PICO is an acronym for the elements of a good question. (See below for explanations of its parts.)

Patient or problem

How would you describe a group of patients similar to yours? What are the most important characteristics of the patient? This may include the primary problem, disease, or co-existing conditions. Sometimes the sex, age or race of a patient might be relevant to the diagnosis or treatment of a disease.

Intervention, prognostic factor, or exposure

Which main intervention, prognostic factor, or exposure are you considering? What do you want to do for the patient? Prescribe a drug? Order a test? Order surgery? What factor may influence the prognosis of the patient? Age? Co-existing problems? What was the patient exposed to? Asbestos? Cigarette smoke?
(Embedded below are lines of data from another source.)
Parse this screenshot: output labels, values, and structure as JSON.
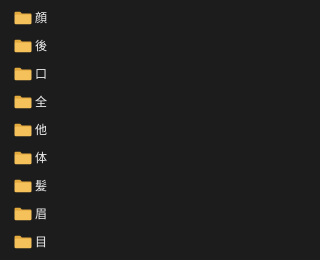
{
  "folders": [
    {
      "label": "顔",
      "icon": "folder-icon"
    },
    {
      "label": "後",
      "icon": "folder-icon"
    },
    {
      "label": "口",
      "icon": "folder-icon"
    },
    {
      "label": "全",
      "icon": "folder-icon"
    },
    {
      "label": "他",
      "icon": "folder-icon"
    },
    {
      "label": "体",
      "icon": "folder-icon"
    },
    {
      "label": "髪",
      "icon": "folder-icon"
    },
    {
      "label": "眉",
      "icon": "folder-icon"
    },
    {
      "label": "目",
      "icon": "folder-icon"
    }
  ],
  "colors": {
    "background": "#1c1c1c",
    "folder_front": "#f4c15a",
    "folder_back": "#e2a93e",
    "text": "#ececec"
  }
}
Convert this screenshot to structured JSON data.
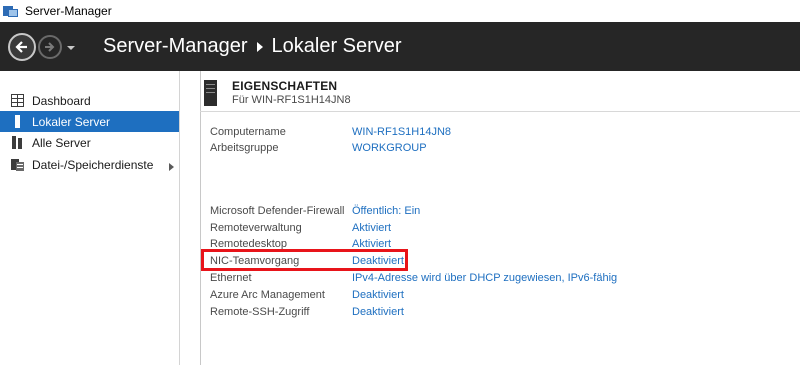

What is the main alternative to compare with the intervention? Are you trying to decide between two drugs, a drug and no medication or placebo, or two diagnostic tests? Your clinical question does not always need a specific comparison.


What can you hope to accomplish, measure, improve or affect? What are you trying to do for the patient? Relieve or eliminate the symptoms? Reduce the number of adverse events? Improve function or test scores?

Patient Case Example and Clinical Question

Scenario 1: Ms. Crosbie has been asked to schedule an appointment for her baby's 18 month needle (MMR). She is very concerned about this as she has heard reports that the MMR needle causes autism. She asks you whether or not there is a link between the MMR vaccine and an increased risk of autism in children?
P - 18 month old child
I - MMR vaccine
C - no MMR vaccine
O - autism / autistic spectrum disorder

Answerable question: In 18 month old children, does receiving the MMR vaccine increase the risk of developing autism?

Scenario 2: A 40 year old woman is hospitalized with severe depression. Might the addition of group psychotherapy improve her outcomes?
P – middle-aged woman hospitalized with severe depression
I – Group psychotherapy
C – Usual care (pharmacotherapy)
O – improve symptoms and shorten hospital stay

Answerable question: In hospitalized patient with severe depression, will group psychotherapy improve symptoms and shorten hospital stay?







The material on this page comes from Amanda Avery's EBM Lib Guide at The Commonwealth Medical College Library in Scranton, PA.